— Doug

Dear Steve,

Sounds like you had a normal childhood, what with the dog and the Easter eggs. What happened? Love your cynic humor even though it's real. Stay safe and keep giving us those little stories that are indeed quite amusing.

— Barb (Fort Worth, TX)

Dear Harrigan,

I just wanted to say thank you for your wonderful blogs. My boss makes me read them everyday at lunch time, but I have to admit, I enjoy them. Don't tell her though or she will come up with some other form of torture for me. Keep blogging!!!!

— Neatie (Rockbridge Baths, VA)

Dear Harrigan,

Always enjoy your food blogs. We think you are a food critic disguised as a war correspondent. The ultimate cover.

We are missing the daily reporting from Baghdad. The news originated here in the States just isn't the same as the news "live" from Iraq.
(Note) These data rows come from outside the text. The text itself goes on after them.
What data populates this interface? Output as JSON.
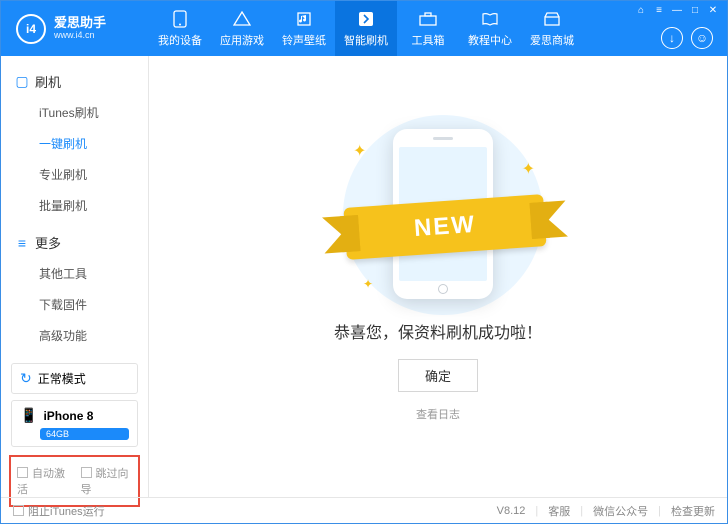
{
  "brand": {
    "name": "爱思助手",
    "url": "www.i4.cn",
    "logo_text": "i4"
  },
  "top_controls": [
    "⌂",
    "≡",
    "—",
    "□",
    "✕"
  ],
  "nav": [
    {
      "label": "我的设备",
      "icon": "phone"
    },
    {
      "label": "应用游戏",
      "icon": "apps"
    },
    {
      "label": "铃声壁纸",
      "icon": "music"
    },
    {
      "label": "智能刷机",
      "icon": "flash",
      "active": true
    },
    {
      "label": "工具箱",
      "icon": "tools"
    },
    {
      "label": "教程中心",
      "icon": "book"
    },
    {
      "label": "爱思商城",
      "icon": "shop"
    }
  ],
  "sidebar": {
    "groups": [
      {
        "title": "刷机",
        "icon": "▢",
        "items": [
          {
            "label": "iTunes刷机"
          },
          {
            "label": "一键刷机",
            "active": true
          },
          {
            "label": "专业刷机"
          },
          {
            "label": "批量刷机"
          }
        ]
      },
      {
        "title": "更多",
        "icon": "≡",
        "items": [
          {
            "label": "其他工具"
          },
          {
            "label": "下载固件"
          },
          {
            "label": "高级功能"
          }
        ]
      }
    ],
    "status": {
      "label": "正常模式",
      "icon": "↻"
    },
    "device": {
      "name": "iPhone 8",
      "storage": "64GB",
      "icon": "📱"
    },
    "options": [
      {
        "label": "自动激活"
      },
      {
        "label": "跳过向导"
      }
    ]
  },
  "main": {
    "ribbon": "NEW",
    "message": "恭喜您，保资料刷机成功啦！",
    "ok": "确定",
    "log": "查看日志"
  },
  "footer": {
    "block_itunes": "阻止iTunes运行",
    "version": "V8.12",
    "links": [
      "客服",
      "微信公众号",
      "检查更新"
    ]
  }
}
Reporting by a field correspondent has a different feel, appeal and impact. Perhaps we are just impatient and will hear more from you soon. Take good care of yourself.

— Your fans in Virginia

Steve Harrigan currently serves as a Miami-based correspondent for Fox News Channel (FNC). He joined the network in 2001 as a Moscow-based correspondent.